curbi for Parents

It has been well documented that the Internet is a powerful tool for learning.  The Internet can benefit children’s knowledge and academic abilities.  It can increase a child’s understanding of the world around them.  The Internet can also enhance a child’s social skills and children find learning more fun when using the Internet. 

However, despite these obvious benefits, there are also risks involved in using the Internet.  There is the potential to intentionally or unintentionally access dangerous material and/or people.  Other risks include viruses, scams and cyber-bullying.  Another big issue is how much time children spend on the Internet.  Parents play a vital role in helping to keep their children safe from these risks, and it is important that parents monitor their child’s use.  It is very difficult for a parent to always be physically present to monitor Internet usage.  Teenagers are now using their mobile phones as multi-media devices.  Teens use their mobile phones to browse the Internet, as well as to text and make calls.  This makes it almost impossible for parents to monitor time spent on the Internet. 
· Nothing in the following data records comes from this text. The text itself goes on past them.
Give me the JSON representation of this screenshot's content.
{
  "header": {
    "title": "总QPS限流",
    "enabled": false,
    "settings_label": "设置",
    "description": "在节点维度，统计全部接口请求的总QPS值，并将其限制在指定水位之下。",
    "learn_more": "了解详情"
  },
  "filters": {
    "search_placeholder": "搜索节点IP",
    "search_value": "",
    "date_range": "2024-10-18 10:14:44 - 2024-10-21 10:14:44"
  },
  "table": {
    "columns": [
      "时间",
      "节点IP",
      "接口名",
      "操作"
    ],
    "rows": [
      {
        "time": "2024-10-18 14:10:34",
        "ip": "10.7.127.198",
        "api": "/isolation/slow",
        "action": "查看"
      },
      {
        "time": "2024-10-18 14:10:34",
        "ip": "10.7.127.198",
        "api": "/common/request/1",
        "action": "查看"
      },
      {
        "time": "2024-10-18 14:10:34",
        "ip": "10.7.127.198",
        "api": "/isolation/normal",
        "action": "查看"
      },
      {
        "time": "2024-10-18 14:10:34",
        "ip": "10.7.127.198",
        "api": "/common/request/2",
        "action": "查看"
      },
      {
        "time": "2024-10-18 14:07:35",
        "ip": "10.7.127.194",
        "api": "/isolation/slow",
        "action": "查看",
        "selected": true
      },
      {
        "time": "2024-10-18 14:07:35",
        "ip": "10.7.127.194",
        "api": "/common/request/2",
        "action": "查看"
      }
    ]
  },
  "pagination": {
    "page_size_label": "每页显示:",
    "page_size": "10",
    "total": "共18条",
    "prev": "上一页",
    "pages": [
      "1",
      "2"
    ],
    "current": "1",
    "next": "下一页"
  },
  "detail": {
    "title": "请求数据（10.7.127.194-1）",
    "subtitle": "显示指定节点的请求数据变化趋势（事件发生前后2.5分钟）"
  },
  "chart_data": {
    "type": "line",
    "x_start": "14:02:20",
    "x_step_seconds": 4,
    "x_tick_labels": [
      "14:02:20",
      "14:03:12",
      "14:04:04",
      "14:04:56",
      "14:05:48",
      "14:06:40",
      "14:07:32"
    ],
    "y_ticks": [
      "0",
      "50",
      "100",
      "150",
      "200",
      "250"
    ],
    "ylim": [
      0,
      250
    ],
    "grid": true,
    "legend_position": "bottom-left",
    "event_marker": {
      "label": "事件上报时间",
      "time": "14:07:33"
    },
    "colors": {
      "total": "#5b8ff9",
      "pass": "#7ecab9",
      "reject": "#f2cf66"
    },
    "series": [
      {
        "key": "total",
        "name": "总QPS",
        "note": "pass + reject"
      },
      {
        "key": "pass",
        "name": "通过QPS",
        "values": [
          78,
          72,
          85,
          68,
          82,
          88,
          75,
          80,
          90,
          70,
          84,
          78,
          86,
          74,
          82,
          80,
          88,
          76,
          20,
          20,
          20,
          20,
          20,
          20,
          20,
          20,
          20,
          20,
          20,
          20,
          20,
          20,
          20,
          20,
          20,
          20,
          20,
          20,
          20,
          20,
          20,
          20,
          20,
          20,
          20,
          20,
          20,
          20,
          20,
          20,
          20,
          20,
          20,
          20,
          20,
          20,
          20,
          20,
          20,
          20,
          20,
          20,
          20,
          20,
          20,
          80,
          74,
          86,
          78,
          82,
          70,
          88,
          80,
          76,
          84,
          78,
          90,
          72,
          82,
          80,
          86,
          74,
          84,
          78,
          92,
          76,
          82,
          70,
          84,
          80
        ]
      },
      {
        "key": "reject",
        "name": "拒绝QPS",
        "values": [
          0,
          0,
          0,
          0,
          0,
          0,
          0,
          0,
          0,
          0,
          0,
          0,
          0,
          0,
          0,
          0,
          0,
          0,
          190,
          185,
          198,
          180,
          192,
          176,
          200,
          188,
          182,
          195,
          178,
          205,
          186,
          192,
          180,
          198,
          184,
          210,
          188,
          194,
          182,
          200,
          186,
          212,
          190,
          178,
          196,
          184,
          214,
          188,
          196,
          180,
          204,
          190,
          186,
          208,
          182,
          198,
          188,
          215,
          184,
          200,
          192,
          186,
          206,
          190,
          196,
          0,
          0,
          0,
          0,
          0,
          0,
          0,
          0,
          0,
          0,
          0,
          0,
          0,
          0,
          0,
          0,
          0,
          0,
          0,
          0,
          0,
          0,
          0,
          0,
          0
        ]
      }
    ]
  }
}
The reality is that most children are more tech-savvy than parents.  Often, when a child has broken a rule a common consequence would be to take their phone away from them for a period of time.  The difficulty with this consequence is that your child is not able to contact anyone in an emergency and it is not allowing your child to develop vital problem solving skills regarding appropriate Internet usage. Children and teenagers need to be scaffolded(this means parents need to firstly support the learning process for younger children, so that kids are able to suitably manage their own behaviour over time) to be able to make the right decision regarding Internet usage. 

An effective way to provide this 'scaffolding' is through a tool like curbi.  Parents can use curbi to provide boundaries around Internet and device usage then gradually relax these boundaries as the child matures in age and in responsibility. 

References

Green, L., Brady, D., Olafsson, K., Hartley, J., and Lumby, C. Risk and safety for Australian children on the internet.

Pitman, S. August, 2008.  The impact of media technologies on child development and wellbeing.

Royal Australasian College of Physicians (RACP), 2004.  Children and the Media: Advocating for the future. 

Raising Children Network. The Australian Parenting Network.  https://raisingchildren.net.au/articles/vic_services.html/context/1013

Source

Vivid Psychology